This season, Romagnoli has been equally impressive as he continues to build a strong understanding with central defensive partner Gabriel Paletta.
Calm under pressure, strong in the air and comfortable on the ball, Romagnoli is the complete package.
So clean is the young Italian defender’s work, that the only foul he has conceded all season came in last weekend’s victory over Juventus.
If newspaper media rumours are to be believed, Chelsea are preparing a £49 million January bid for the two-cap Italy international. Milan would be wise to keep Romagnoli for as long as possible.
Milan signed French forward M’Baye Niang from Caen in 2012. The youngster had made an impression in Ligue 1 the previous season and was being chased by the likes of Arsenal and Tottenham Hotspur at the time.
Regarded as one of the hottest prospects on the Continent, the 21-year-old has juxtaposed moments of inspired skill with indiscipline off the field and inconsistency on it.
After a relatively successful loan spell with Genoa during the 2014-15 season, Niang became a more regular feature of the Milan side last term, scoring an impressive eight goals and registering five assists from 18 appearances.
But just as he was beginning to gather steam, an ankle ligament injury sustained in a car accident in March ruled him out for two months. He returned in time to make the bench for the Coppa Italia final defeat to Juventus, in which he came on as late substitute.
This season, however, Niang finally appears to be putting it all together. His raw gifts are becoming more polished, while he looks comfortable with the added responsibility Montella has afforded him.

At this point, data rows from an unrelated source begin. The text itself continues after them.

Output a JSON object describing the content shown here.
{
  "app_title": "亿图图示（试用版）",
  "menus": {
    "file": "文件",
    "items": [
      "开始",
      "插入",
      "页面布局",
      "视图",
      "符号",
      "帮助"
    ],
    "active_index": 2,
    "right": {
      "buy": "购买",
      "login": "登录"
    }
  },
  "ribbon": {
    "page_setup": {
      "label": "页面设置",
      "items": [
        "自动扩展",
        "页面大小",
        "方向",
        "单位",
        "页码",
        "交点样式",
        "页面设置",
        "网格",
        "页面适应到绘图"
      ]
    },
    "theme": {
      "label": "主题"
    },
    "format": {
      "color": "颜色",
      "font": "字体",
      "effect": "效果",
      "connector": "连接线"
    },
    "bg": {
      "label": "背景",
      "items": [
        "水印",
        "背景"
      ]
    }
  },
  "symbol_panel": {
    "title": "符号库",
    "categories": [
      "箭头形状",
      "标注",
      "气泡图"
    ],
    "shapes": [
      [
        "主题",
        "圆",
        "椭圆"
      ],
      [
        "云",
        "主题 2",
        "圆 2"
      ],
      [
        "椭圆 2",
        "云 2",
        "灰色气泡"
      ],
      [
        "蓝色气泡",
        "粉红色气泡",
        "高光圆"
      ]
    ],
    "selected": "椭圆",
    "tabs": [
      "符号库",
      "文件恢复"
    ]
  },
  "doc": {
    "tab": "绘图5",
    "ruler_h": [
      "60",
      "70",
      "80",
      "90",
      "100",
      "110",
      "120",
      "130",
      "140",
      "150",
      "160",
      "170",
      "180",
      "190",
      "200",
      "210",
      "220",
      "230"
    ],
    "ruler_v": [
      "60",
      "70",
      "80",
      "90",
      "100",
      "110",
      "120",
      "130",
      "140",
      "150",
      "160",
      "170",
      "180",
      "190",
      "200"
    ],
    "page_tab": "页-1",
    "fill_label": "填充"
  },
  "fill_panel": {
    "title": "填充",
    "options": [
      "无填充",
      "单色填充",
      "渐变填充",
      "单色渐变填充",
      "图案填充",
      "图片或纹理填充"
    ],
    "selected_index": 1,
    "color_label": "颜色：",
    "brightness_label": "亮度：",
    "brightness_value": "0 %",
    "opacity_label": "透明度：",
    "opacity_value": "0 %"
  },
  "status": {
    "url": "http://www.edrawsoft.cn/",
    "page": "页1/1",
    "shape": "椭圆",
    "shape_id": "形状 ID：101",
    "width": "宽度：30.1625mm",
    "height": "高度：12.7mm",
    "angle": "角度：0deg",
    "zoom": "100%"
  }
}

With three goals and two assists from his eight appearances, Niang has been one of the most potent attacking threats at Milan’s disposal. The only blemish on his record was a late sending off in the defeat to Napoli — a game in which he’d scored a spectacular goal.
Blessed with tremendous pace, excellent close control and dribbling skills, and a rocket of a right foot, the ceiling on Niang’s potential is sky-high.
His propensity to pick up the ball in the inside left channel and run at the opposition defence before unleashing a right-footed effort on goal is reminiscent of Arsenal legend Thierry Henry. No wonder the Gunners are supposedly tracking the young winger.
Since captain Riccardo Montolivo picked up a serious knee injury on international duty, ruling the experienced midfielder out for around six months, Montella hasn’t hesitated in giving 18-year-old Manuel Locatelli a more prominent role.
The teenager was known as one of the brightest prospects coming through the ranks at the San Siro having made his senior debut towards the end of last season.
This summer, he was a key part of the Azzurri side which finished as runners-up in the UEFA Under-19 European Championships.
Locatelli bagged his first professional goal in spectacular fashion against Sassuolo earlier this month, coming off the bench to rifle home a 25-yard strike to help Milan come back from 3-1 down to win 4-3; the Lecco-born youngster was visibly in tears as he celebrated.
And having stepped into the starting XI to replace Montolivo in the last two games, Locatelli has looked a natural fit in Montella’s midfield. His stunning strike into the top corner of Gianluigi Buffon’s goal, via the underside of the crossbar, to beat Juventus, showed how the young man is maturing: no tears this time, it was as though he expected to score.